By Kurt Kragthorpe
In his youth, Ted McGregor occasionally sneaked onto the Ogden Golf & Country Club and played a few holes. Influenced by his career in law enforcement, he has found more approved ways to access exclusive golf courses in Utah.
McGregor’s current method is serving as a course rater for the Utah Golf Association, and he’s a devoted member of that team. His commitment and proficiency in that role have made him the UGA’s 2020 Volunteer of the Year.
McGregor, 73, credits golf for having “probably kept me alive” and “giving me a reason to get up in the morning.”
He clearly loves the game. From caddying at his hometown country club to launching the Utah Highway Patrol Golf Association and volunteering at PGA Tour-brand events in Utah, McGregor has been immersed in golf most of his life. The Roy resident plays with regular groups every week at Eagle Mountain in Brigham City and Schneiter’s Riverside in Riverdale and eagerly responds when Reese Nielsen asks him to join a team of course raters. In 2020, he has analyzed courses from Bear Lake to Hurricane, joining in the important task of rating courses for handicap purposes.
Nielsen, who leads the UGA’s course rating operation and received the Gold Club Award in 2018, nominated McGregor as Volunteer of the Year. With the PGA Tour Champions tournament at Jeremy Ranch and the original Hogan Tour stop in Provo, McGregor “was there when help was needed at a golf event,” Nielsen wrote. “and he continues with that spirit as a course rating volunteer.”

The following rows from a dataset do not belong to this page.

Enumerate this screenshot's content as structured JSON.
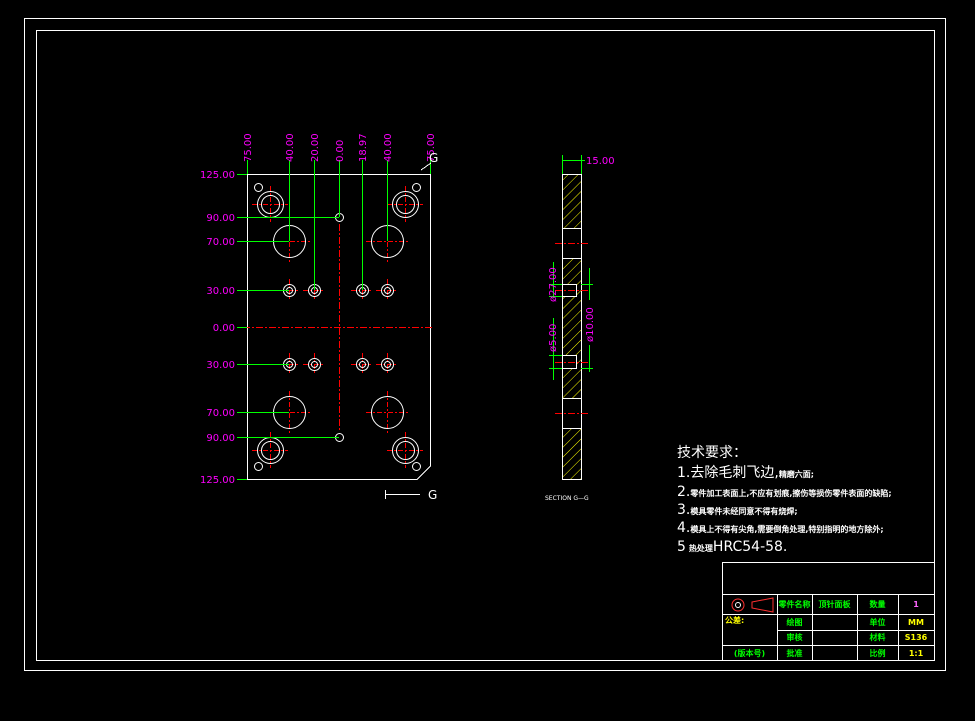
{
  "drawing": {
    "colors": {
      "background": "#000000",
      "outline": "#ffffff",
      "dimension_text": "#ff00ff",
      "dimension_line": "#00ff00",
      "centerline": "#ff0000",
      "hatch": "#ffff00"
    }
  },
  "plan_view": {
    "top_dims": [
      "75.00",
      "40.00",
      "20.00",
      "0.00",
      "18.97",
      "40.00",
      "75.00"
    ],
    "left_dims": [
      "125.00",
      "90.00",
      "70.00",
      "30.00",
      "0.00",
      "30.00",
      "70.00",
      "90.00",
      "125.00"
    ],
    "cut_label_top": "G",
    "cut_label_bottom": "G"
  },
  "section_view": {
    "thickness": "15.00",
    "dia_27": "ø27.00",
    "dia_10": "ø10.00",
    "dia_5": "ø5.00",
    "caption": "SECTION G—G"
  },
  "tech_requirements": {
    "title": "技术要求：",
    "items": [
      {
        "lead": "1.去除毛刺飞边,",
        "note": "精磨六面;"
      },
      {
        "lead": "2.",
        "note": "零件加工表面上,不应有划痕,擦伤等损伤零件表面的缺陷;"
      },
      {
        "lead": "3.",
        "note": "模具零件未经同意不得有烧焊;"
      },
      {
        "lead": "4.",
        "note": "模具上不得有尖角,需要倒角处理,特别指明的地方除外;"
      },
      {
        "lead": "5",
        "note": "热处理",
        "tail": "HRC54-58."
      }
    ]
  },
  "title_block": {
    "part_name_label": "零件名称",
    "part_name": "顶针面板",
    "quantity_label": "数量",
    "quantity": "1",
    "tolerance_label": "公差:",
    "drawn_label": "绘图",
    "unit_label": "单位",
    "unit": "MM",
    "checked_label": "审核",
    "material_label": "材料",
    "material": "S136",
    "version_label": "(版本号)",
    "approved_label": "批准",
    "scale_label": "比例",
    "scale": "1:1"
  }
}
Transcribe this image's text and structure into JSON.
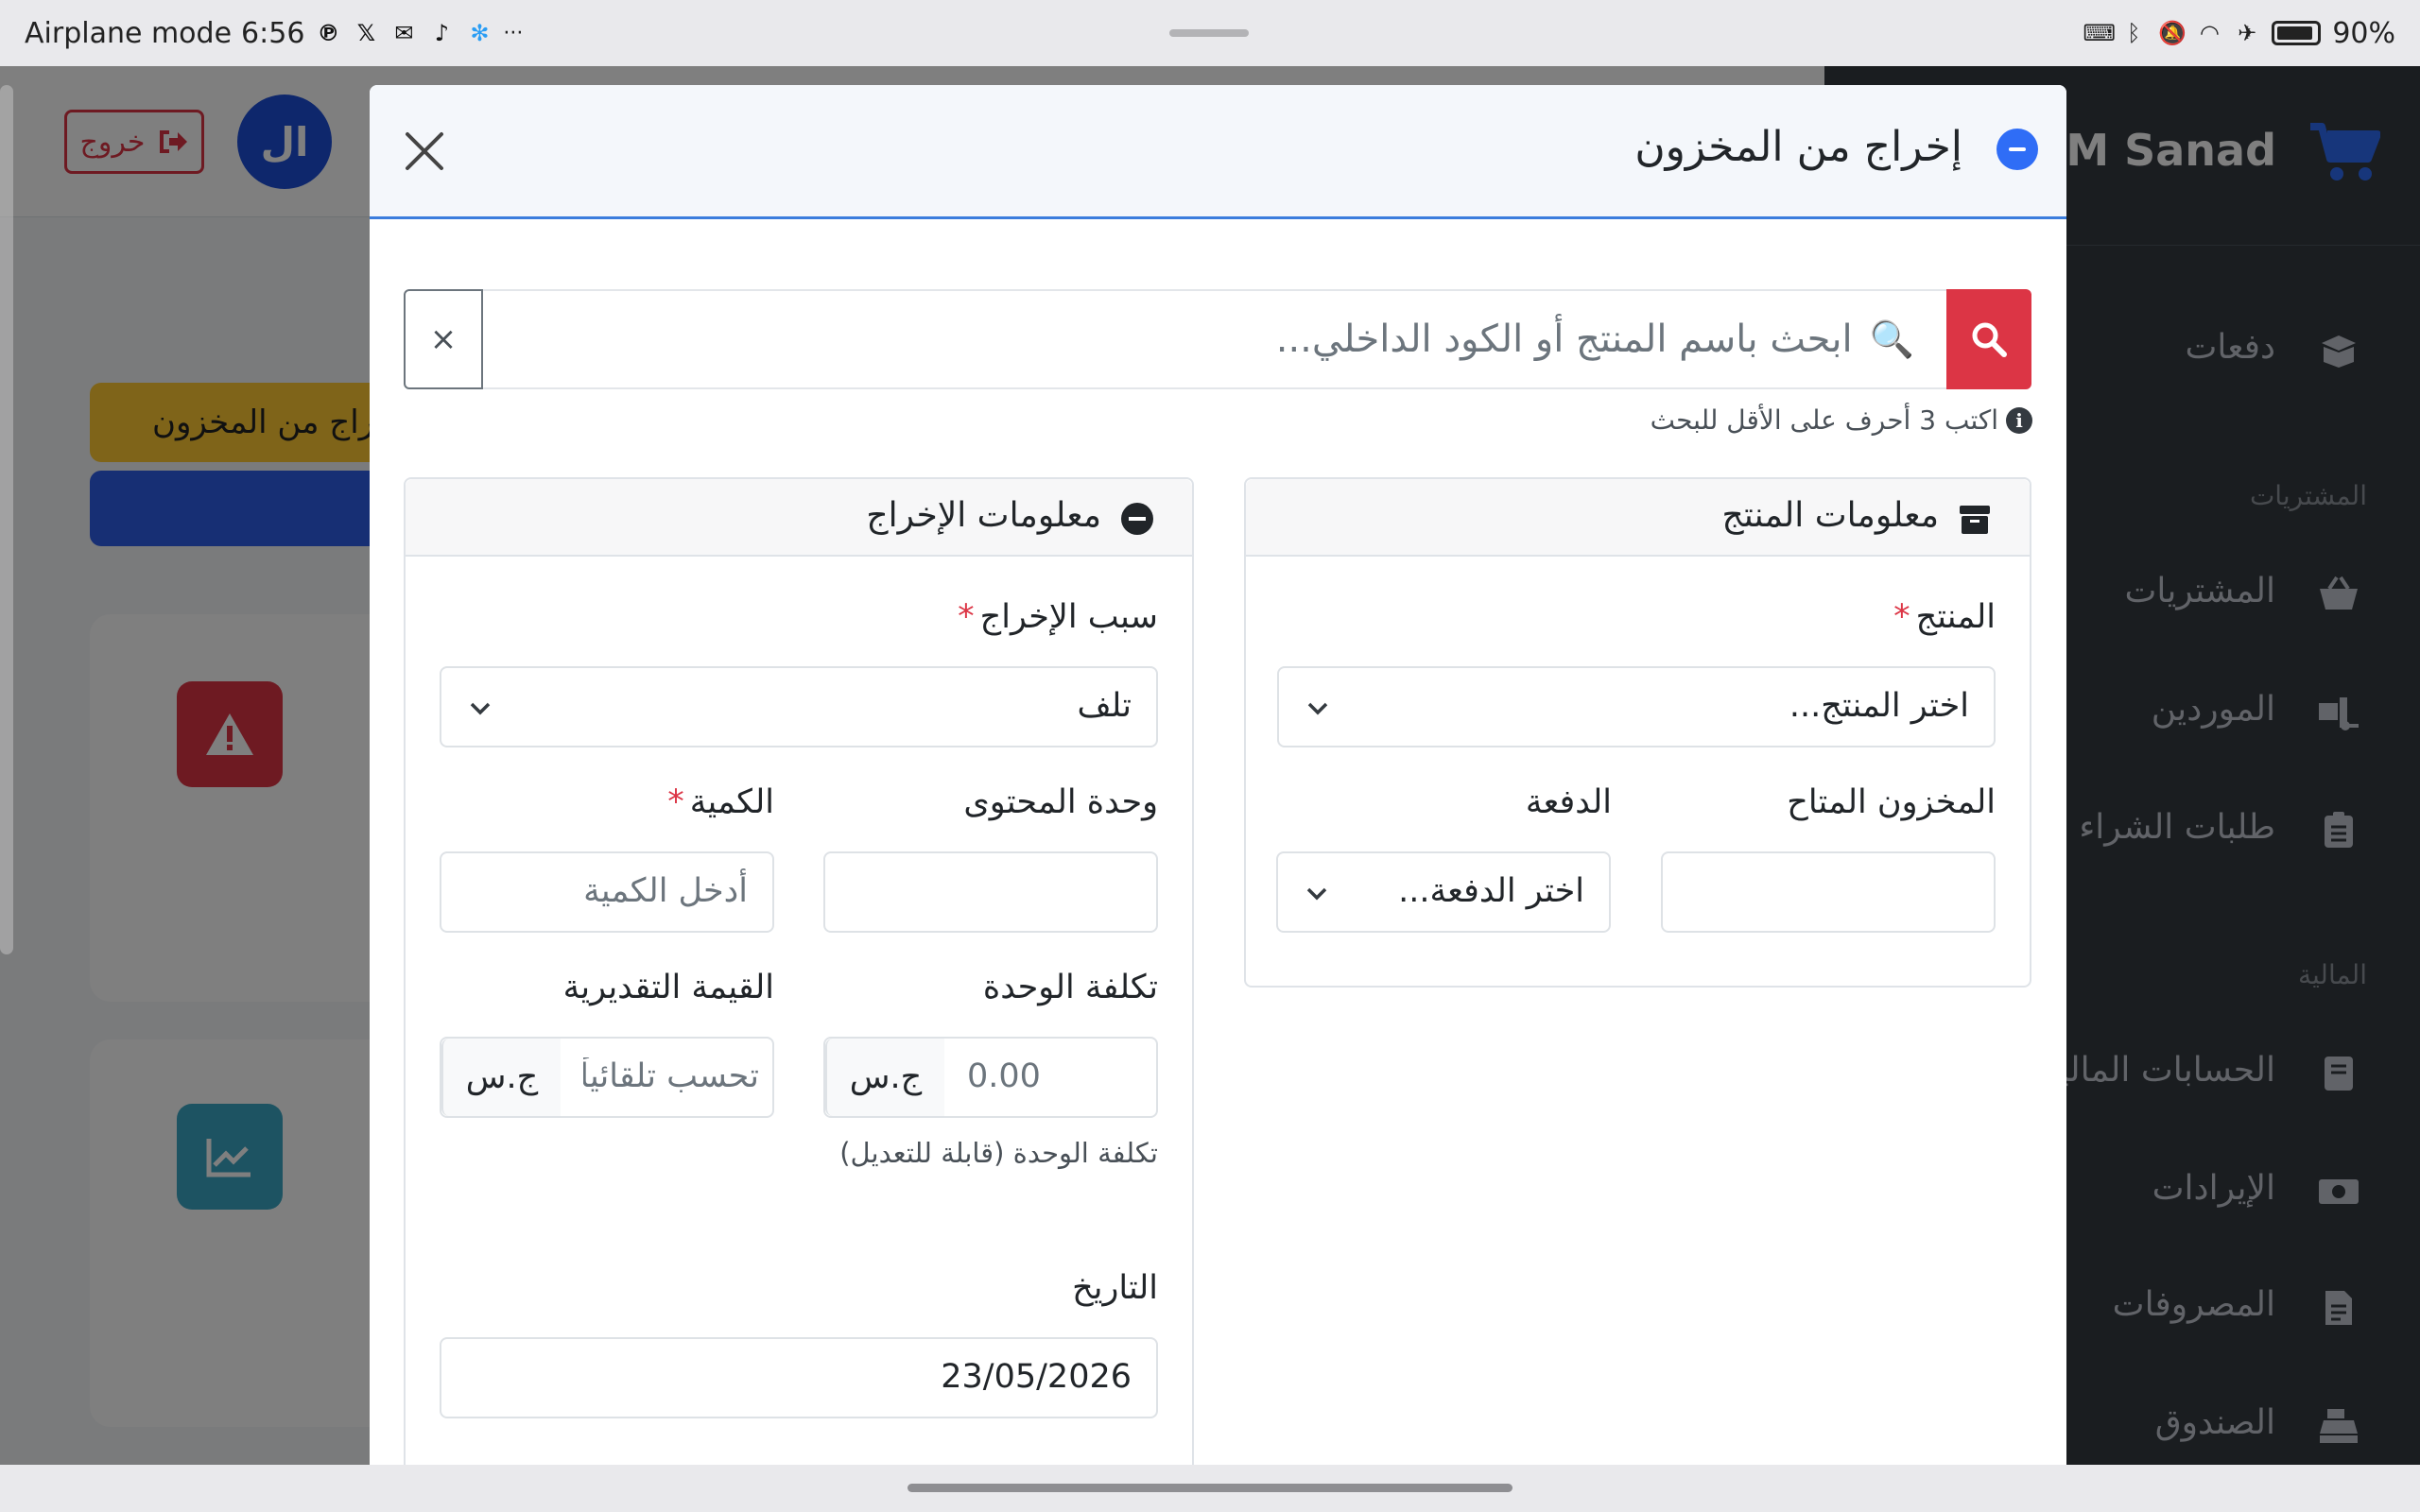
{
  "status_bar": {
    "mode": "Airplane mode",
    "time": "6:56",
    "battery": "90%",
    "notification_icons": [
      "pinterest-icon",
      "x-icon",
      "mail-icon",
      "tiktok-icon",
      "snowflake-icon"
    ],
    "more": "···"
  },
  "background": {
    "logout_label": "خروج",
    "avatar_initials": "ال",
    "stock_out_button": "إخراج من المخزون",
    "brand_name": "ABM Sanad",
    "sidebar": {
      "item_payments": "دفعات",
      "header_purchases": "المشتريات",
      "item_purchases": "المشتريات",
      "item_suppliers": "الموردين",
      "item_purchase_orders": "طلبات الشراء",
      "header_finance": "المالية",
      "item_accounts": "الحسابات المالية",
      "item_revenues": "الإيرادات",
      "item_expenses": "المصروفات",
      "item_cashbox": "الصندوق"
    },
    "colors": {
      "sidebar": "#343a40",
      "brand_blue": "#1d4ed8",
      "warning": "#ffc933",
      "danger": "#dc3545",
      "info": "#3aa6c4"
    }
  },
  "modal": {
    "title": "إخراج من المخزون",
    "search": {
      "placeholder": "ابحث باسم المنتج أو الكود الداخلي...",
      "hint": "اكتب 3 أحرف على الأقل للبحث",
      "clear_label": "×"
    },
    "product_card": {
      "title": "معلومات المنتج",
      "product_label": "المنتج",
      "product_value": "اختر المنتج...",
      "available_stock_label": "المخزون المتاح",
      "available_stock_value": "",
      "batch_label": "الدفعة",
      "batch_value": "اختر الدفعة..."
    },
    "output_card": {
      "title": "معلومات الإخراج",
      "reason_label": "سبب الإخراج",
      "reason_value": "تلف",
      "content_unit_label": "وحدة المحتوى",
      "content_unit_value": "",
      "quantity_label": "الكمية",
      "quantity_placeholder": "أدخل الكمية",
      "unit_cost_label": "تكلفة الوحدة",
      "unit_cost_placeholder": "0.00",
      "unit_cost_currency": "ج.س",
      "unit_cost_help": "تكلفة الوحدة (قابلة للتعديل)",
      "estimated_value_label": "القيمة التقديرية",
      "estimated_value_placeholder": "تحسب تلقائياً",
      "estimated_value_currency": "ج.س",
      "date_label": "التاريخ",
      "date_value": "23/05/2026"
    }
  }
}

McGregor readily acknowledges that getting to play Jeremy Ranch as a reward for volunteering initially motivated him to work in security and transportation during the tournament. He especially liked being on the course as a marshal, “watching golf and interacting with people,” McGregor said.
By 1992, he had played every golf course in Utah. More recently, the course rating opportunity has enabled him to get on the private courses in the Park City area, keeping his list up to date.
Married to his wife, Silver, for 47 years, McGregor can tell detailed stories about everything that goes into rating a golf course. In the law enforcement tradition, he enjoys the teamwork involved in it and says that any of his colleagues could have been named Volunteer of the Year.